King Charles III – adapted from a successful stage play – depicted the monarchy after the Queen’s death, with the Prince of Wales succeeding his mother but sparking a constitutional crisis.
The one-off drama, on BBC2, featured the ghost of Diana and portrayed the Duchess of Cambridge as a ‘schemer’.
The Daily Mail’s Christopher Stevens awarded King Charles III zero stars.
He called the drama ‘puerile fantasy’, described the plot as ‘ludicrous’ and added that ‘in the entire 90 minutes there wasn’t a word of sense’.
He said that ‘much of it was grindingly dull claptrap’, criticised the ‘phony Shakespearean verse’ and concluded: “Shameful, vile, pathetic tosh.”
The Sun’s Andy Halls gave it two stars, writing: “This wasn’t a drama, it was a comedy. Not a good one.”
He added: “It felt as if the actors had been chosen more for their likeness to their character than their ability to play the part.”
But The Telegraph called King Charles III ‘majestic, unmissable drama’ and showered it with five stars.
The newspaper’s Jasper Rees branded it ‘pure televisual gelignite’ and added: “It may never be possible to view the Duchess of Cambridge in quite the same light, with Charlotte Riley riveting as a dark-eyed schemer goading her husband to patricidal treachery.”
The Guardian’s Sam Wollaston was also impressed, saying that there were ‘some fine displays of acting’ and that the late Tim Pigott-Smith, in one of his final appearances on screen, was ‘mesmerising as Charles’.
For the most part, it is ”a spot-on political thriller that gains in momentum, tapping into phone hacking, asking questions about the role of the anachronism that is the royal family in the 21st century and about the importance of public image and popularity along the way”, he wrote.

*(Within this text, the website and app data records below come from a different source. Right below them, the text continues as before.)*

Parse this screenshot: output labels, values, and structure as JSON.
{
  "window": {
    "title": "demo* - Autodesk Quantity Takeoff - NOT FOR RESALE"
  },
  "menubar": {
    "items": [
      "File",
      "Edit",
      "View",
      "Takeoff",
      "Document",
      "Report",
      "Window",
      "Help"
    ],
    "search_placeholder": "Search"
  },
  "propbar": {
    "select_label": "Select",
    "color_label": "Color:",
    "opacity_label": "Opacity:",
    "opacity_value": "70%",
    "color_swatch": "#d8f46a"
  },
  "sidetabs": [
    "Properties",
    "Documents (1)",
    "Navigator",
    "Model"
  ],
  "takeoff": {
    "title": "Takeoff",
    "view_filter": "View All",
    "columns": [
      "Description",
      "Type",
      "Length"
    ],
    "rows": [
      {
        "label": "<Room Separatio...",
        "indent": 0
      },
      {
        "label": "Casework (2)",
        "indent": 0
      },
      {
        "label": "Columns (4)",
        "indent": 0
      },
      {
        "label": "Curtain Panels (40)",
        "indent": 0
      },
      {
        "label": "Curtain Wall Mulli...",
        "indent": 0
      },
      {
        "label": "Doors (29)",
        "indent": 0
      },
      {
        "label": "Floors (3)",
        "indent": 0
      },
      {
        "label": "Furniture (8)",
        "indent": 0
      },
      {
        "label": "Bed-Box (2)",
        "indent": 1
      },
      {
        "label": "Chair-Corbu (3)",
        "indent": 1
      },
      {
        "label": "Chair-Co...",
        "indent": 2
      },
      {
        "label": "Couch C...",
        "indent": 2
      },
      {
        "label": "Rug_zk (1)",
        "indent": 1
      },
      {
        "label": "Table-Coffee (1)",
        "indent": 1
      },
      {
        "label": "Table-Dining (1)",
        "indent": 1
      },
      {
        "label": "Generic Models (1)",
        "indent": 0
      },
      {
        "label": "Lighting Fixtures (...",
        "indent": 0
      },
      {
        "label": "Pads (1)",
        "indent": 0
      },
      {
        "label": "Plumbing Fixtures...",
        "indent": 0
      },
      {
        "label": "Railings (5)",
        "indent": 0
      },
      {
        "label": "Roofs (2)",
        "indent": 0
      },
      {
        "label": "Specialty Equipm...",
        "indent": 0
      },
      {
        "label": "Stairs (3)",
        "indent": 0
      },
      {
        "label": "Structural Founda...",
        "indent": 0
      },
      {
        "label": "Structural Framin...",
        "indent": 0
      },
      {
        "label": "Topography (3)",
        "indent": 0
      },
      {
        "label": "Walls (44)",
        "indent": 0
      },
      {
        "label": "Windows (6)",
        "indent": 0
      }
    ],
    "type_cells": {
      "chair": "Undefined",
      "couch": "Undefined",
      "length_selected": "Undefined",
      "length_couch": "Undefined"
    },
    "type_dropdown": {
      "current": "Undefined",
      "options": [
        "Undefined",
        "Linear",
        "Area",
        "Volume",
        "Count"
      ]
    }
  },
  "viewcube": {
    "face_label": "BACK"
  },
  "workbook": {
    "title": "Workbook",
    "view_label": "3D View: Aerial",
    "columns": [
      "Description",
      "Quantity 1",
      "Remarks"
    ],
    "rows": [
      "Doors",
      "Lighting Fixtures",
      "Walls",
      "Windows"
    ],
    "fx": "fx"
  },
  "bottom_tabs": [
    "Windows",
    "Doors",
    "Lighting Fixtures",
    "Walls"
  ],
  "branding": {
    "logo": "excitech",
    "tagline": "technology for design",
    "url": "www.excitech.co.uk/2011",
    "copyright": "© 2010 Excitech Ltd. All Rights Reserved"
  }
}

Viewers on social media called for Pigott-Smith to be awarded a Bafta for the performance while the show’s creators dedicated the programme to him in the final credits.
But several fans disapproved of the scenes of Diana’s ghost.